Zaha Hadid Architects’ new 207-metre Beijing skyscraper, Leeza Soho, features a twisting, steel-formed atrium space, which will be the tallest in the world once completed

“We didn’t set out to break records with Leeza Soho,” says Satoshi Ohashi, director of Zaha Hadid Architects. “As with all our projects, the building was designed in response to site conditions.”

The architect practice was set up in China in 2008, and has since been responsible for a number of large-scale commercial buildings. Leeza Soho is the latest of four projects for developer Soho China, which includes two others in Beijing.

“Leeza Soho is a commercial building, with 45-floors of office space and four floors of basement underneath – two for parking and the other two for shopping,” explains project director Satoshi. “There’s a direct link from the subway station to these lower levels, which makes it very convenient for office workers.”



Designed by Zaha Hadid before her death in March 2016, the skyscraper is currently being built in the Lize financial business district in southwest Beijing and will have a combined floor area of 172,800m2. Constructed over a subway tunnel which runs diagonally across the site, the tower has been designed in two distinct halves connected by an atrium which – at 190 metres – is destined to take the record as the world’s tallest.

“The tower really pushes the possibilities of construction, design and engineering, despite its challenging site conditions, and it is steel which creates these virtually limitless possibilities,” Satoshi explains.

Engineering such a unique, contemporary tower would have been impossible without steel. Apart from a core which contains the elevators, the entire remaining structure is framed in steel, which stabilises the building and forms its gently twisting elliptical shape.

“As Beijing is extending its infrastructure, new subway systems are being built, and our client’s site stands above the intersection of lines 14 and 16. We literally had to span the tunnel by splitting the tower in half, so that the foundations wouldn’t affect the subway. The most elegant way to unify these two halves was with a central atrium, which will become a new public space for the city.”

“The tower really pushes the possibilities of construction, design and engineering, despite its challenging site conditions, and it is steel which creates these virtually limitless possibilities”

Satoshi Ohashi
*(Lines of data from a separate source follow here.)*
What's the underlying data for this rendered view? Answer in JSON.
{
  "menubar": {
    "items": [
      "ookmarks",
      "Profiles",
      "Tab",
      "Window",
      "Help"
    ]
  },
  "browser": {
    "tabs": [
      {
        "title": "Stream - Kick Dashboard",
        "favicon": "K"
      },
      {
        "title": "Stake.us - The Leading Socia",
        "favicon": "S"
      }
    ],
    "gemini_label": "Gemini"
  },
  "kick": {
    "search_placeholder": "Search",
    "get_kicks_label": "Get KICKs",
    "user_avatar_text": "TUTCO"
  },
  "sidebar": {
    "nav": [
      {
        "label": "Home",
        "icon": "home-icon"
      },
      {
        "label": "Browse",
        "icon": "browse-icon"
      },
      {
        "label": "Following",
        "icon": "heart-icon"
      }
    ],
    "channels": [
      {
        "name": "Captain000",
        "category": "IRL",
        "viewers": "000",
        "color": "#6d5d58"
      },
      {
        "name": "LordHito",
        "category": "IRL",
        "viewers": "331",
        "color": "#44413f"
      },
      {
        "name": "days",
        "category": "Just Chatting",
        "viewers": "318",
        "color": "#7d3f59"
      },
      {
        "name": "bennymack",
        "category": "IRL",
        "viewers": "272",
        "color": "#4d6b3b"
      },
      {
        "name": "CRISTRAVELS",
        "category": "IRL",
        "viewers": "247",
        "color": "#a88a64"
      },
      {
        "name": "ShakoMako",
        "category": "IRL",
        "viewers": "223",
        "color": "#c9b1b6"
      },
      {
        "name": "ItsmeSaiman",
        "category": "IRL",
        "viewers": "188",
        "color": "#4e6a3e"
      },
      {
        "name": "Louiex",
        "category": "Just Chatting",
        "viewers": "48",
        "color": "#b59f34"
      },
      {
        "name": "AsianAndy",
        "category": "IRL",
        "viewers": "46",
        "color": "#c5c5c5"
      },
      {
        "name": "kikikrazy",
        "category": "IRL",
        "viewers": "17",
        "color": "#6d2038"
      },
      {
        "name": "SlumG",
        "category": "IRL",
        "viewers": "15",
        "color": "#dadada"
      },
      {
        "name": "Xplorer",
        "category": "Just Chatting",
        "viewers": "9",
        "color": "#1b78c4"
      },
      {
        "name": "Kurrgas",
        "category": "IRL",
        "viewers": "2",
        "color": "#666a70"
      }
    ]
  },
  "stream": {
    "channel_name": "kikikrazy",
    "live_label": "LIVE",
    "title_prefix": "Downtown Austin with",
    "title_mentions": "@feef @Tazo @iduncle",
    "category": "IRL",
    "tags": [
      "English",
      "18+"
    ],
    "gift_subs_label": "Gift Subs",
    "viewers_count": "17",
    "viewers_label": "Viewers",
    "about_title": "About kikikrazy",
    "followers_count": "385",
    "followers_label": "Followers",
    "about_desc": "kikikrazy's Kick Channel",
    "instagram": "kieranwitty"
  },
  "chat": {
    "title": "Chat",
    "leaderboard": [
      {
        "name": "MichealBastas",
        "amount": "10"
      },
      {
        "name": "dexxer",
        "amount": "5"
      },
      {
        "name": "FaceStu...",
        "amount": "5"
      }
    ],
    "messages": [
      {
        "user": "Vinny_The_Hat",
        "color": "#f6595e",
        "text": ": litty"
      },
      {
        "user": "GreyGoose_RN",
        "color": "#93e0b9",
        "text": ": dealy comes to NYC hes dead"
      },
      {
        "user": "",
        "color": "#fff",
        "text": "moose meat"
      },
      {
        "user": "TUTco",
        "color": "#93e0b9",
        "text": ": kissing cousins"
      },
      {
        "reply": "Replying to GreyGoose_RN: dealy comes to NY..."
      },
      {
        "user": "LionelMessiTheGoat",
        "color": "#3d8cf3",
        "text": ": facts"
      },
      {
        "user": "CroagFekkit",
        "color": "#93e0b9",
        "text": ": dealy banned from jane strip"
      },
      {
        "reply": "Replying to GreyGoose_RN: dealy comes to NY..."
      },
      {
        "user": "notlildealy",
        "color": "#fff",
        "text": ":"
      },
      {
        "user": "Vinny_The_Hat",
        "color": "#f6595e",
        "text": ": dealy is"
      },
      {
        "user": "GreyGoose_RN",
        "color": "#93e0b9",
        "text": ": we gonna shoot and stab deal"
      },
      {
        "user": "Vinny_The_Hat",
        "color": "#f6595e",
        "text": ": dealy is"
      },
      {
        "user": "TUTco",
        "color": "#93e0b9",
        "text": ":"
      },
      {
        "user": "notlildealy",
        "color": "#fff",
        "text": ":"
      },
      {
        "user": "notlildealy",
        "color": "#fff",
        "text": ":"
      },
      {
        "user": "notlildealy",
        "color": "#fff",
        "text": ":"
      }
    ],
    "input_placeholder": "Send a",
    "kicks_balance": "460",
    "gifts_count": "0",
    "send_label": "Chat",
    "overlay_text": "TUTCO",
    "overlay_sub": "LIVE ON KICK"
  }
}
The footplate of the tower tapers to enable the required ratio of green space and access roads on the site, with parks and plazas surrounding the base. The building then becomes wider in the middle, and tapers again at the top. As the tower rises, the diagonal axis defined by the subway tunnel is re-aligned by twisting the atrium through 45 degrees, allowing panoramic views of the city and natural light to enter at all levels.

“In many office buildings you step out of the elevator into a black corridor, but in this case you’re in a light-filled space which reduces the need for artificial light,” says Satoshi.

Perimeter columns follow the tapering form, and four structural steel truss rings tie the two halves together, creating bridges which pass across the canyon-like atrium.

A double-insulated curtain wall system of low-e glass forms the skyscraper’s façade, and the glazing units on each floor are stepped at an angle, reminiscent of fish scales in appearance. These have been designed to aid ventilation, and help to maintain a comfortable indoor temperature to combat the extreme weather conditions in Beijing.



“Sustainability was key to the design, and we are targeting LEED Gold certification,” says Satoshi. An advanced 3D BIM energy management system will monitor energy efficiency and environmental control, integrating such factors as heat-recovery from exhaust air, lighting, and water-collection for grey water flushing and landscape irrigation.

“All our projects in China are on a huge scale, but are accomplished in a relatively short time,” says Satoshi. “Leeza Soho is a three-year project, due to be completed in 2018, and we already have more than half of the steelwork in place, with the remaining steel due to be finished later this year. The speed and scale of these projects is a big challenge.

“The second challenge is the technical making of these huge structures. For this project the geometry of the exterior cladding is complex, because of the gradually stepped windows, which create texture. Behind the cladding the steelwork needs to be very accurate, and its fabrication, welding and sequence of construction has to be carefully coordinated and controlled.”

Satoshi knew and collaborated with Zaha Hadid for more than thirty years before her untimely death, aged 65. Known as ‘queen of the curve’ Zaha relied heavily on steel to facilitate her ambitious designs.

“In the early days there were no computers, and everything was still drawn by hand,” he says. “Of course, now we use 3D tools that allow us to design and model these geometries, which can be fabricated in steel very accurately.

“We have a responsibility to complete Leeza Soho to the standard Zaha would have expected.”


Images: Zaha Hadid Architects